Brexit offers opportunities for the UK to engage more with the rest of the world, Shamik Dhar of the Foreign & Commonwealth Office told BCCJ members on 28th November.
Speaking at the BCCJ event “Asia and the UK: prospects in a post-Brexit era,” the FCO’s chief economist and director of economics discussed the commercial opportunities that might emerge in a post-Brexit environment as well as how challenges before Brexit might be overcome.
Japan is expected to be an increasingly important partner for the UK after Brexit, which he said is evidenced by the number and seniority of UK ministers who have visited Japanese government officials in the past year.

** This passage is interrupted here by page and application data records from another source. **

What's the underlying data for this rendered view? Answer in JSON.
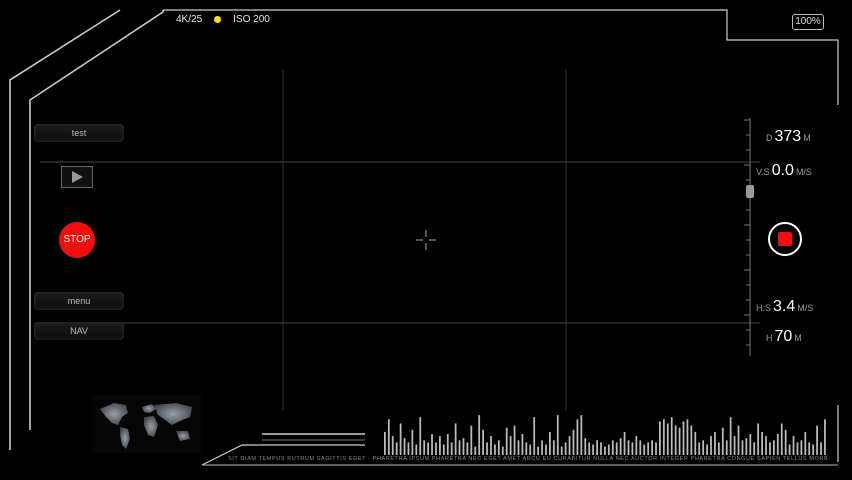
{
  "top_bar": {
    "resolution": "4K/25",
    "iso": "ISO 200",
    "indicator_color": "#ffe600",
    "battery": "100%"
  },
  "left_panel": {
    "test_label": "test",
    "menu_label": "menu",
    "nav_label": "NAV",
    "stop_label": "STOP",
    "stop_color": "#f20e0e"
  },
  "readouts": {
    "distance": {
      "prefix": "D",
      "value": "373",
      "unit": "M"
    },
    "vertical_speed": {
      "prefix": "V.S",
      "value": "0.0",
      "unit": "M/S"
    },
    "horizontal_speed": {
      "prefix": "H.S",
      "value": "3.4",
      "unit": "M/S"
    },
    "height": {
      "prefix": "H",
      "value": "70",
      "unit": "M"
    }
  },
  "record_button": {
    "color": "#f20e0e"
  },
  "ticker": {
    "text": "SIT DIAM TEMPUS RUTRUM SAGITTIS EGET - PHARETRA IPSUM PHARETRA NEC EGET AMET ARCU EU CURABITUR NULLA NEC AUCTOR INTEGER PHARETRA CONGUE SAPIEN TELLUS MORBI VITAE EROS SODALES LIGULA AM"
  },
  "audio_levels": [
    0.55,
    0.85,
    0.45,
    0.3,
    0.75,
    0.4,
    0.3,
    0.6,
    0.25,
    0.9,
    0.35,
    0.3,
    0.5,
    0.3,
    0.45,
    0.25,
    0.5,
    0.3,
    0.75,
    0.35,
    0.4,
    0.3,
    0.7,
    0.2,
    0.95,
    0.6,
    0.3,
    0.45,
    0.25,
    0.35,
    0.2,
    0.65,
    0.45,
    0.7,
    0.35,
    0.5,
    0.3,
    0.25,
    0.9,
    0.2,
    0.35,
    0.25,
    0.55,
    0.35,
    0.95,
    0.2,
    0.3,
    0.45,
    0.6,
    0.85,
    0.95,
    0.4,
    0.3,
    0.25,
    0.35,
    0.3,
    0.2,
    0.25,
    0.35,
    0.3,
    0.4,
    0.55,
    0.35,
    0.3,
    0.45,
    0.35,
    0.25,
    0.3,
    0.35,
    0.3,
    0.8,
    0.85,
    0.75,
    0.9,
    0.7,
    0.65,
    0.8,
    0.85,
    0.7,
    0.55,
    0.3,
    0.35,
    0.25,
    0.45,
    0.55,
    0.3,
    0.65,
    0.35,
    0.9,
    0.45,
    0.7,
    0.35,
    0.4,
    0.5,
    0.3,
    0.75,
    0.55,
    0.45,
    0.3,
    0.35,
    0.5,
    0.75,
    0.6,
    0.25,
    0.45,
    0.3,
    0.35,
    0.55,
    0.3,
    0.25,
    0.7,
    0.3,
    0.85
  ]
}
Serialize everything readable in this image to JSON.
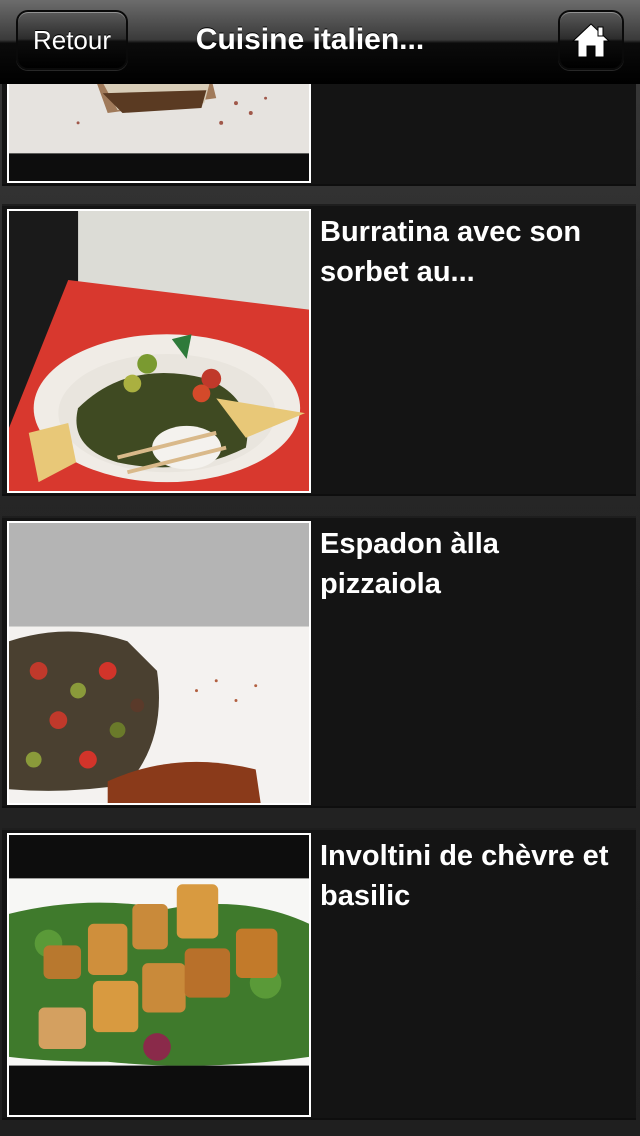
{
  "navbar": {
    "back_label": "Retour",
    "title": "Cuisine italien..."
  },
  "items": [
    {
      "title": "",
      "photo": "tiramisu-dessert-photo"
    },
    {
      "title": "Burratina avec son sorbet au...",
      "photo": "burratina-salad-photo"
    },
    {
      "title": "Espadon àlla pizzaiola",
      "photo": "swordfish-vegetables-photo"
    },
    {
      "title": "Involtini de chèvre et basilic",
      "photo": "goat-cheese-rolls-salad-photo"
    }
  ],
  "colors": {
    "background": "#141414",
    "text": "#ffffff",
    "thumb_border": "#ffffff"
  }
}
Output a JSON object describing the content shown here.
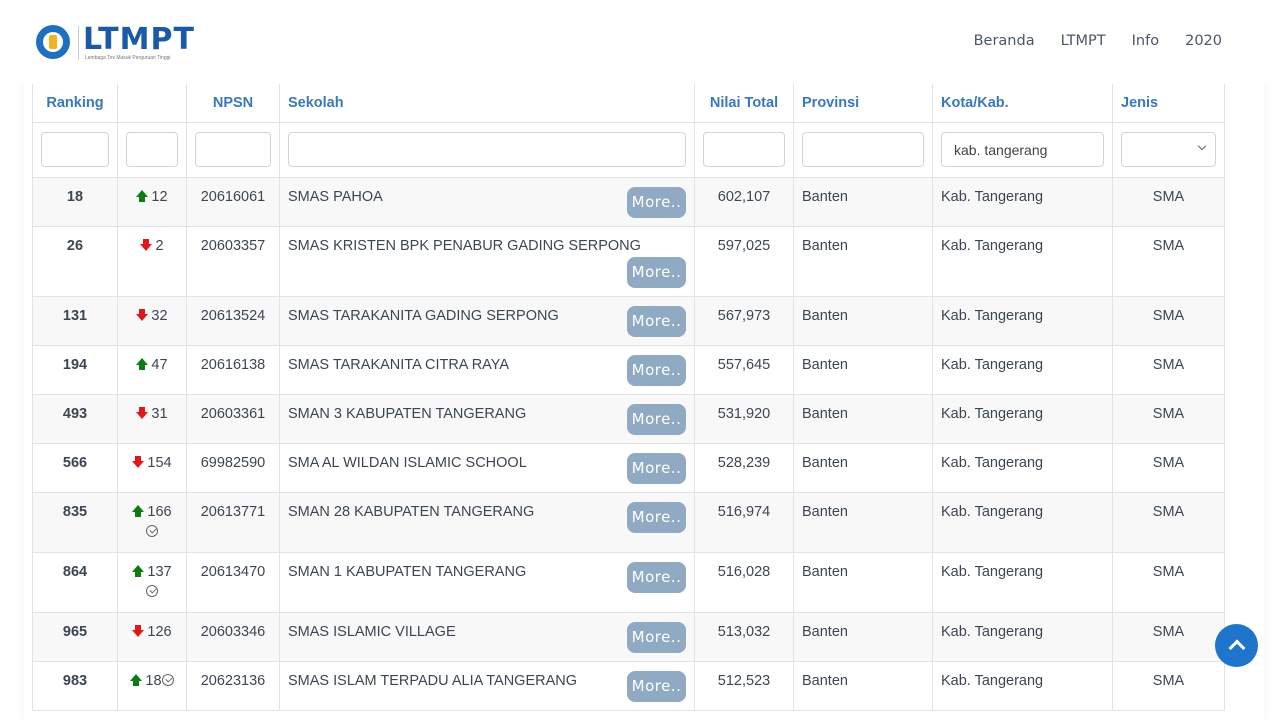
{
  "navbar": {
    "logo": {
      "title": "LTMPT",
      "subtitle": "Lembaga Tes Masuk Perguruan Tinggi"
    },
    "links": [
      "Beranda",
      "LTMPT",
      "Info",
      "2020"
    ]
  },
  "table": {
    "columns": [
      "Ranking",
      "",
      "NPSN",
      "Sekolah",
      "Nilai Total",
      "Provinsi",
      "Kota/Kab.",
      "Jenis"
    ],
    "filters": {
      "ranking": "",
      "change": "",
      "npsn": "",
      "sekolah": "",
      "nilai": "",
      "provinsi": "",
      "kota": "kab. tangerang",
      "jenis": ""
    },
    "more_label": "More..",
    "rows": [
      {
        "rank": "18",
        "direction": "up",
        "change": "12",
        "verified": false,
        "npsn": "20616061",
        "sekolah": "SMAS PAHOA",
        "nilai": "602,107",
        "provinsi": "Banten",
        "kota": "Kab. Tangerang",
        "jenis": "SMA"
      },
      {
        "rank": "26",
        "direction": "down",
        "change": "2",
        "verified": false,
        "npsn": "20603357",
        "sekolah": "SMAS KRISTEN BPK PENABUR GADING SERPONG",
        "nilai": "597,025",
        "provinsi": "Banten",
        "kota": "Kab. Tangerang",
        "jenis": "SMA"
      },
      {
        "rank": "131",
        "direction": "down",
        "change": "32",
        "verified": false,
        "npsn": "20613524",
        "sekolah": "SMAS TARAKANITA GADING SERPONG",
        "nilai": "567,973",
        "provinsi": "Banten",
        "kota": "Kab. Tangerang",
        "jenis": "SMA"
      },
      {
        "rank": "194",
        "direction": "up",
        "change": "47",
        "verified": false,
        "npsn": "20616138",
        "sekolah": "SMAS TARAKANITA CITRA RAYA",
        "nilai": "557,645",
        "provinsi": "Banten",
        "kota": "Kab. Tangerang",
        "jenis": "SMA"
      },
      {
        "rank": "493",
        "direction": "down",
        "change": "31",
        "verified": false,
        "npsn": "20603361",
        "sekolah": "SMAN 3 KABUPATEN TANGERANG",
        "nilai": "531,920",
        "provinsi": "Banten",
        "kota": "Kab. Tangerang",
        "jenis": "SMA"
      },
      {
        "rank": "566",
        "direction": "down",
        "change": "154",
        "verified": false,
        "npsn": "69982590",
        "sekolah": "SMA AL WILDAN ISLAMIC SCHOOL",
        "nilai": "528,239",
        "provinsi": "Banten",
        "kota": "Kab. Tangerang",
        "jenis": "SMA"
      },
      {
        "rank": "835",
        "direction": "up",
        "change": "166",
        "verified": true,
        "npsn": "20613771",
        "sekolah": "SMAN 28 KABUPATEN TANGERANG",
        "nilai": "516,974",
        "provinsi": "Banten",
        "kota": "Kab. Tangerang",
        "jenis": "SMA"
      },
      {
        "rank": "864",
        "direction": "up",
        "change": "137",
        "verified": true,
        "npsn": "20613470",
        "sekolah": "SMAN 1 KABUPATEN TANGERANG",
        "nilai": "516,028",
        "provinsi": "Banten",
        "kota": "Kab. Tangerang",
        "jenis": "SMA"
      },
      {
        "rank": "965",
        "direction": "down",
        "change": "126",
        "verified": false,
        "npsn": "20603346",
        "sekolah": "SMAS ISLAMIC VILLAGE",
        "nilai": "513,032",
        "provinsi": "Banten",
        "kota": "Kab. Tangerang",
        "jenis": "SMA"
      },
      {
        "rank": "983",
        "direction": "up",
        "change": "18",
        "verified": true,
        "npsn": "20623136",
        "sekolah": "SMAS ISLAM TERPADU ALIA TANGERANG",
        "nilai": "512,523",
        "provinsi": "Banten",
        "kota": "Kab. Tangerang",
        "jenis": "SMA"
      }
    ]
  },
  "colors": {
    "header_text": "#3a78b7",
    "up_arrow": "#0d7a12",
    "down_arrow": "#e01818",
    "more_button": "#8faac2",
    "scroll_top_button": "#1f75cb"
  }
}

His trip, too, involved meetings with Japan’s business leaders as well as opportunities to seek the views of the wider business community on key Brexit-related issues.
Mr Dhar explained that, although the UK’s membership in the EU has allowed it to “build up a fantastic European presence” thanks to easy trade between member states, it also has had side effects.
New Zealand, for example, sent 30% of its total exports to the UK in 1973 but this fell to 3% by 1978 following the UK’s joining of the EU.
Meanwhile, he explained that, in the past 40 years, some of the UK’s relationships with Asian countries were strong but were not developed as much as they could have been. Now, however, Brexit offers a chance to change that.
“The future is pretty clear,” he said. “There is a massive decadal shift from the West to the East. It’s really important that countries such as the UK—which will hopefully be trading more directly with the world [after Brexit]—engages, understands and builds relations with the area of the world that will be probably the fastest growing and certainly the largest economically within a few decades.”
Mr Dhar pointed out that the UK will “always be culturally, historically and geographically a European nation” and it will continue to do the bulk of its trade with the EU no matter the trade deal. Asia, however, is worth more than the EU in economic terms, making it a place in which the UK needs to invest time and resources.
Addressing a UK-EU trade deal, he said that, although the government was seeking a trade relationship with the EU that is as close as possible, the cost of a no-deal scenario pre-Brexit is “not so dramatic that we should abandon a fall-back position entirely.”
In an engaging Q&A session, BCCJ members raised the possibility of a post-Brexit brain drain, to which Mr Dhar answered that one scenario would be a fall in productivity due to an inability to access skilled labour. Another scenario, however, would be that the UK’s new global brand attracts as much trade, investment and skilled labour as the UK had before it initiated Article 50.
Asked how the government might develop the brand, Mr Dhar said that the government’s new industrial strategy, launched in November, is aligned with work in the area.
The strategy focuses on the themes of ideas, people, infrastructure, business environment and places, with the goal of delivering a highly skilled, diverse economy. Critical to achieving that, he said, is the inclusion of people as well as places and things in the concept of infrastructure.
In addition to sending the message to the world that the UK remain global in its outlook, Mr Dhar said the upcoming Commonwealth Heads of Government meeting scheduled in London in April would provide further opportunities to connect and rebuild with commercial partners around the world.